[Source data]
· · ·
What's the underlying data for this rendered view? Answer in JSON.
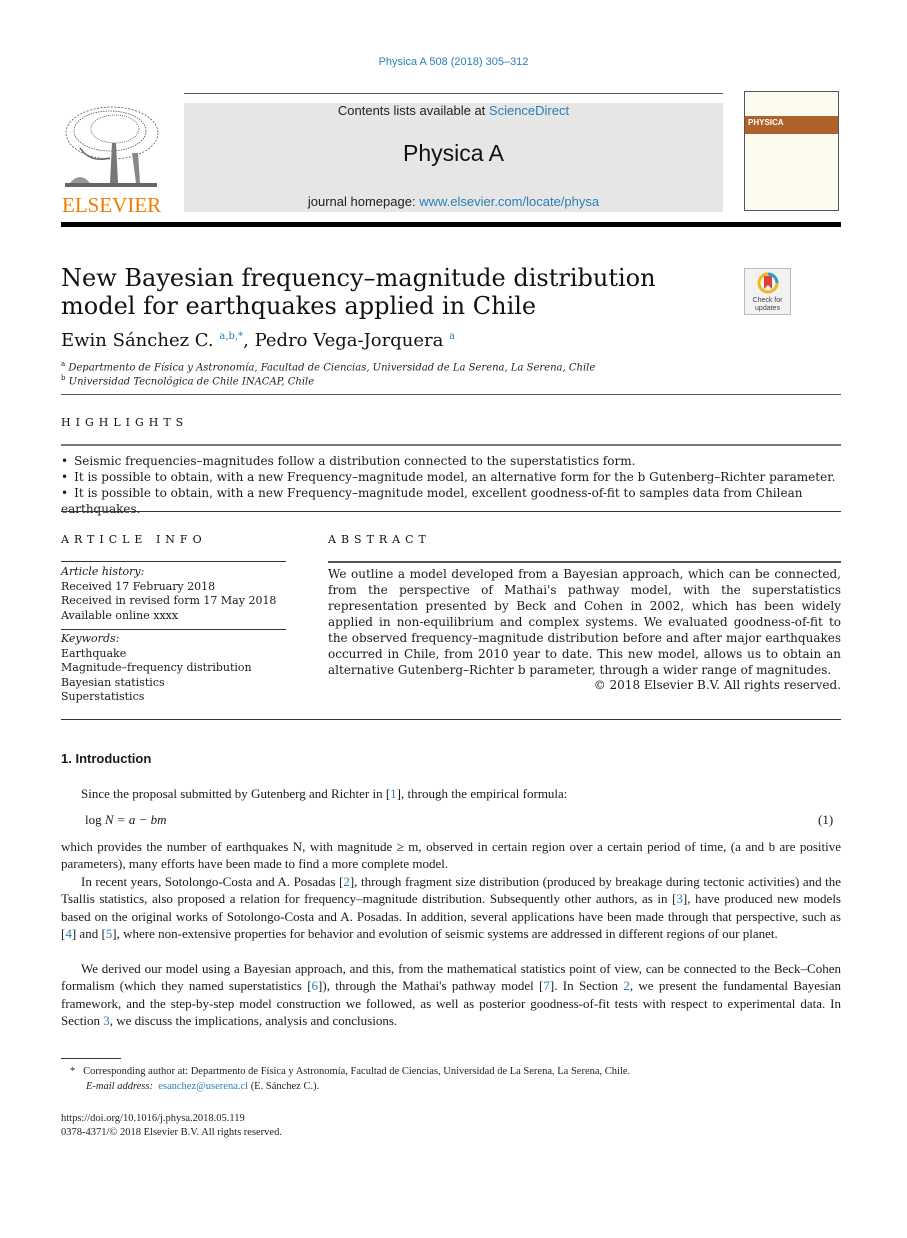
{
  "running_head": "Physica A 508 (2018) 305–312",
  "masthead": {
    "publisher_wordmark": "ELSEVIER",
    "contents_prefix": "Contents lists available at ",
    "contents_link": "ScienceDirect",
    "journal_title": "Physica A",
    "homepage_prefix": "journal homepage: ",
    "homepage_link": "www.elsevier.com/locate/physa",
    "cover_label": "PHYSICA",
    "accent_color": "#f07d00",
    "link_color": "#2a7fb5"
  },
  "crossmark": {
    "label": "Check for updates"
  },
  "article": {
    "title": "New Bayesian frequency–magnitude distribution model for earthquakes applied in Chile",
    "authors": [
      {
        "name": "Ewin Sánchez C.",
        "affil_marks": "a,b,*"
      },
      {
        "name": "Pedro Vega-Jorquera",
        "affil_marks": "a"
      }
    ],
    "author_separator": ", ",
    "affiliations": [
      {
        "mark": "a",
        "text": "Departmento de Física y Astronomía, Facultad de Ciencias, Universidad de La Serena, La Serena,  Chile"
      },
      {
        "mark": "b",
        "text": "Universidad Tecnológica de Chile INACAP,  Chile"
      }
    ]
  },
  "highlights": {
    "heading": "HIGHLIGHTS",
    "items": [
      "Seismic frequencies–magnitudes follow a distribution connected to the superstatistics form.",
      "It is possible to obtain, with a new Frequency–magnitude model, an alternative form for the b Gutenberg–Richter parameter.",
      "It is possible to obtain, with a new Frequency–magnitude model, excellent goodness-of-fit to samples data from Chilean earthquakes."
    ]
  },
  "article_info": {
    "heading": "ARTICLE INFO",
    "history_label": "Article history:",
    "history": [
      "Received 17 February 2018",
      "Received in revised form 17 May 2018",
      "Available online xxxx"
    ],
    "keywords_label": "Keywords:",
    "keywords": [
      "Earthquake",
      "Magnitude–frequency distribution",
      "Bayesian statistics",
      "Superstatistics"
    ]
  },
  "abstract": {
    "heading": "ABSTRACT",
    "text": "We outline a model developed from a Bayesian approach, which can be connected, from the perspective of Mathai's pathway model, with the superstatistics representation presented by Beck and Cohen in 2002, which has been widely applied in non-equilibrium and complex systems. We evaluated goodness-of-fit to the observed frequency–magnitude distribution before and after major earthquakes occurred in Chile, from 2010 year to date. This new model, allows us to obtain an alternative Gutenberg–Richter b parameter, through a wider range of magnitudes.",
    "copyright": "© 2018 Elsevier B.V. All rights reserved."
  },
  "body": {
    "section_heading": "1.  Introduction",
    "para1": {
      "before": "Since the proposal submitted by Gutenberg and Richter in [",
      "ref": "1",
      "after": "], through the empirical formula:"
    },
    "equation": {
      "lhs_fn": "log",
      "lhs_var": "N",
      "rhs": " = a − bm",
      "number": "(1)"
    },
    "para2": "which provides the number of earthquakes N, with magnitude ≥  m, observed in certain region over a certain period of time, (a and b are positive parameters), many efforts have been made to find a more complete model.",
    "para3": {
      "s1": "In recent years, Sotolongo-Costa and A. Posadas [",
      "r1": "2",
      "s2": "], through fragment size distribution (produced by breakage during tectonic activities) and the Tsallis statistics, also proposed a relation for frequency–magnitude distribution. Subsequently other authors, as in [",
      "r2": "3",
      "s3": "], have produced new models based on the original works of Sotolongo-Costa and A. Posadas. In addition, several applications have been made through that perspective, such as [",
      "r3": "4",
      "s4": "] and [",
      "r4": "5",
      "s5": "], where non-extensive properties for behavior and evolution of seismic systems are addressed in different regions of our planet."
    },
    "para4": {
      "s1": "We derived our model using a Bayesian approach, and this, from the mathematical statistics point of view, can be connected to the Beck–Cohen formalism (which they named superstatistics [",
      "r1": "6",
      "s2": "]), through the Mathai's pathway model [",
      "r2": "7",
      "s3": "]. In Section ",
      "r3": "2",
      "s4": ", we present the fundamental Bayesian framework, and the step-by-step model construction we followed, as well as posterior goodness-of-fit tests with respect to experimental data. In Section ",
      "r4": "3",
      "s5": ", we discuss the implications, analysis and conclusions."
    }
  },
  "footnotes": {
    "star": "*",
    "corresponding": "Corresponding author at: Departmento de Física y Astronomía, Facultad de Ciencias, Universidad de La Serena, La Serena,  Chile.",
    "email_label": "E-mail address:",
    "email": "esanchez@userena.cl",
    "email_owner": " (E. Sánchez C.).",
    "doi": "https://doi.org/10.1016/j.physa.2018.05.119",
    "issn": "0378-4371/© 2018 Elsevier B.V. All rights reserved."
  }
}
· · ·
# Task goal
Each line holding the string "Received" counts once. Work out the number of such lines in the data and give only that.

# Exercise response
2